Mozilla Wants To Help You See A More Personalized Web Without Giving Up Your Privacy


Mozilla is working on a project that would make the browser a central repository for a list of all of your interests. Today, the nonprofit behind Firefox argues, many websites offer personalized experiences, “but too often, users unknowingly trade their personal information for this better experience.” Instead of sharing your interest graph with lots of vendors online, Firefox could divine your hobbies and interests by simply looking at your browsing history.

The organization has played with this idea before, and today’s proposal comes at a time when Mozilla is involved in a long-standing argument with the advertising industry over how it should treat cookies and Do Not Track.

The idea behind the proposal is that users should be able to explicitly and transparently share their interests with the websites they visit. These sites then would be able to tailor your experience according to your preferences without having to create their own profile of your interests. This way, a site can be personalized even if you’re visiting for the first time.

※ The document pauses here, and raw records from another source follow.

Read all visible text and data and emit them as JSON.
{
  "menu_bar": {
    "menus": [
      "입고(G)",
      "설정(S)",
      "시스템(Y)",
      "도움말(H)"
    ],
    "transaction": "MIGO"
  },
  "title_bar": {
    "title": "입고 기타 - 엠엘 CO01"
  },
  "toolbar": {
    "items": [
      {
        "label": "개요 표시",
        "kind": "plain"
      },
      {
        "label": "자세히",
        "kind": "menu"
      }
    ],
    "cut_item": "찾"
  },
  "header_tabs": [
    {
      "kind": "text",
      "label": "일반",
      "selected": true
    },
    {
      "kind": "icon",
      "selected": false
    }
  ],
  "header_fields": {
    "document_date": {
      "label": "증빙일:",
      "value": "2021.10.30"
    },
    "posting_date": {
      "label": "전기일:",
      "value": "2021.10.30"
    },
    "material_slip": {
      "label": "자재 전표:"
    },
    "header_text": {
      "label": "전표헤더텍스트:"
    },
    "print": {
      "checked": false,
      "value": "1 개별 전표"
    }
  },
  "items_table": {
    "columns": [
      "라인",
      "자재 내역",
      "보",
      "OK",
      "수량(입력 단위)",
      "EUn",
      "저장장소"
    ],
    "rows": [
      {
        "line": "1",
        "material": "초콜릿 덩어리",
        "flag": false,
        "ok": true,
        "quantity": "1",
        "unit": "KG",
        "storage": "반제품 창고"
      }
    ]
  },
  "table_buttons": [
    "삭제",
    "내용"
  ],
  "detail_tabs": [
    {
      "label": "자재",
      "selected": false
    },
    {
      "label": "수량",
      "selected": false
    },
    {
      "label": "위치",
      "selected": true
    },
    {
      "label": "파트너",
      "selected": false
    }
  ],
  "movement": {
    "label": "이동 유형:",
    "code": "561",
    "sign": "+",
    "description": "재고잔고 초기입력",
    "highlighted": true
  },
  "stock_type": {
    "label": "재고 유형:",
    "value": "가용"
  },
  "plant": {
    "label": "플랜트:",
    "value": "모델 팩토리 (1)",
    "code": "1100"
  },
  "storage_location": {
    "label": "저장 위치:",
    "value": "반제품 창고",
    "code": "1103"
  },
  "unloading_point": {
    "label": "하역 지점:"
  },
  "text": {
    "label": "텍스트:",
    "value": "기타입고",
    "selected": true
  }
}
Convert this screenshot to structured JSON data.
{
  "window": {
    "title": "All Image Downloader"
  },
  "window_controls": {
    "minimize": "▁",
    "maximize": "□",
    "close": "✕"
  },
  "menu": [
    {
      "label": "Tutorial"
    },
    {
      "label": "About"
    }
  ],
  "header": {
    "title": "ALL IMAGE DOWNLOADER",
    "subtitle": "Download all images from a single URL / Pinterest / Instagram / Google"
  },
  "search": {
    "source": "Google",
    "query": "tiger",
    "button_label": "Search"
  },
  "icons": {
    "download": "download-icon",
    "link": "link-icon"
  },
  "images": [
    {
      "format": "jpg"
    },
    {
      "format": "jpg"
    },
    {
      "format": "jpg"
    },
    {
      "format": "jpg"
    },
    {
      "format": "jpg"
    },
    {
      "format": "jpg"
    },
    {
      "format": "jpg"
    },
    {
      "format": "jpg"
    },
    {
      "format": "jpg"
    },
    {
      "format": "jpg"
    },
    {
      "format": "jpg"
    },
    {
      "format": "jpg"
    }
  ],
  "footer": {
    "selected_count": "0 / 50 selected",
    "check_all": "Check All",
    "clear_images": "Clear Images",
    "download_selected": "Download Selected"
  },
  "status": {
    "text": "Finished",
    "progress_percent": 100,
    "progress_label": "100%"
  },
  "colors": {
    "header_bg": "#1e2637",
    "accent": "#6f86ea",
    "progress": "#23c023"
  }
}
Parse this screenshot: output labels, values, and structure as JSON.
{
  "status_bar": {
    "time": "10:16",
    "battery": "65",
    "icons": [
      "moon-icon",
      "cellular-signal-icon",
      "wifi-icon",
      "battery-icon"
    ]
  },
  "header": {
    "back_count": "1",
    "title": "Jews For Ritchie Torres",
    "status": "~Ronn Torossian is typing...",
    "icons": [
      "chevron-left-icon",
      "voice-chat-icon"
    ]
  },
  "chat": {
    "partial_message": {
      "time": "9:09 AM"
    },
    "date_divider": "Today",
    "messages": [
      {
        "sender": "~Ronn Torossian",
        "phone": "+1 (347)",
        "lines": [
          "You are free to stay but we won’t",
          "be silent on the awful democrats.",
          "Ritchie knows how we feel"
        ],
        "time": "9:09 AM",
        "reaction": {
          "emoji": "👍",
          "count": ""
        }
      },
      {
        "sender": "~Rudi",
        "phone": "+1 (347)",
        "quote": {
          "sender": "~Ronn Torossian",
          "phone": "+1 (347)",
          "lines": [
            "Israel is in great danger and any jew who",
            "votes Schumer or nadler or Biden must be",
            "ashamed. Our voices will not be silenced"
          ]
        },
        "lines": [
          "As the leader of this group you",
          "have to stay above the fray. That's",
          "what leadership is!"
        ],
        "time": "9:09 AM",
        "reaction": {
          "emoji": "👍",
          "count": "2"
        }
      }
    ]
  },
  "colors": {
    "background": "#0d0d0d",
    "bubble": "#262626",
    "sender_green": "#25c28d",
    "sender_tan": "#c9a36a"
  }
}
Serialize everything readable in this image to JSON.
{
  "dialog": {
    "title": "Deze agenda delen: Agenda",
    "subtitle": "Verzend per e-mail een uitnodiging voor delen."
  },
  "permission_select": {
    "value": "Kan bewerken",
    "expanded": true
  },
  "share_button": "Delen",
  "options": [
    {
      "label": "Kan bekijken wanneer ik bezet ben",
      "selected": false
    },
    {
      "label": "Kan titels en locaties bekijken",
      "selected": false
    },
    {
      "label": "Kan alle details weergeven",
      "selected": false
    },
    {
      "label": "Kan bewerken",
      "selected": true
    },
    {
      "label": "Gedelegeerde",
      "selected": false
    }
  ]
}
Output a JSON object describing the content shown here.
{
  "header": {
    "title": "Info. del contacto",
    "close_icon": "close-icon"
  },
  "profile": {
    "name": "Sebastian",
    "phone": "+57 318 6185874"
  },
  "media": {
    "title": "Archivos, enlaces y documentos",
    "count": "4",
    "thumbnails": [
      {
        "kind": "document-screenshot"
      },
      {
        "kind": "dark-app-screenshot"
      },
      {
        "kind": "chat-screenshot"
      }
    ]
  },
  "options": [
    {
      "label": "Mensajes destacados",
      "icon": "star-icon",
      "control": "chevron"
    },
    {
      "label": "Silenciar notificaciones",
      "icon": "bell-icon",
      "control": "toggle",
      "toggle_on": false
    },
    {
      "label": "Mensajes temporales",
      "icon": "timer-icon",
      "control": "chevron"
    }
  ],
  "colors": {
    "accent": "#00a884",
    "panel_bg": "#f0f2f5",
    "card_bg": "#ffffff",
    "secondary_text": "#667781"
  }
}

“We want to give individuals more participation in their Web interactions so they can more easily get what they want, in a clearly defined way,” Mozilla’s senior VP of business and legal affairs Harvey Anderson writes today. “Our goal with UP (User Personalization) and other innovations in this area is to increase the quality of the user experience. In order to accomplish this, interactions must provide consumers with options on how much and which types of information to disclose in order to get the most relevant content and services on the Web.”

Mozilla is currently experimenting with these ideas, but it doesn’t look as if we’ll see any real implementations of them in the near future. When Mozilla first talked about this idea, however, it noted that websites would be required not to track the information you share with them (though it’s hard to see how this could be controlled) and at the time, the idea was to give users fine-grained control over how much information about themselves they want to share.

For the time being, though, Mozilla just wants to get the conversation started – something that should be pretty easy to do, given that the advertising industry is closely watching the organization’s every move.

Opera ditches its own browser engine in favor of WebKit

Opera browser webkit engine

Opera Software’s Bruce Lawson has taken to the company’s developer website to announce a some big news: Opera is switching over to the WebKit engine, the same one used by Google Chrome and Safari. The overhauled Opera browser will also be bolting on the same V8 JavaScript engine that Chrome utilizes. Opera’s first WebKit browser will be a mobile app that’s slated for unveiling at MWC 2013 in Barcelona, and the desktop apps will be transitioned later.

Up until now, Opera has relied on its own in-house rendering and JavaScript engines. Presto and Kraken had come a long way in recent releases and kept Opera nipping at the heels of the leaders in the browser race. It also meant that Opera frequently had to implement site-specific fixes in order to allow its users to be able to properly browse some of the most popular sites on the web. WebKit is much more widely used — and thanks to the popularity of Chrome and Safari (and mobile WebKit browsers), Opera’s incompatibility issues will be a distant memory after the switch.

With the move to WebKit, Lawson believes Opera will be able to refocus its efforts on the interface and Opera’s user-facing features like Speed Dial, the extension system, Turbo compression, and Opera’s synchronization component, Link. The company also fully intends to be an active contributor to both the WebKit and Chromium projects.

Lawson took the time to inform Opera extension developers that the engine switch won’t ruin their hard work. The company is already actively developing a conversion tool that will help existing extensions play nice with the WebKit engine in the new Opera browser.

When the transition is complete and all of Opera’s users have upgraded, there will be 300 million more WebKit users in the world, as Lawson also announced that the browser had crossed that milestone recently.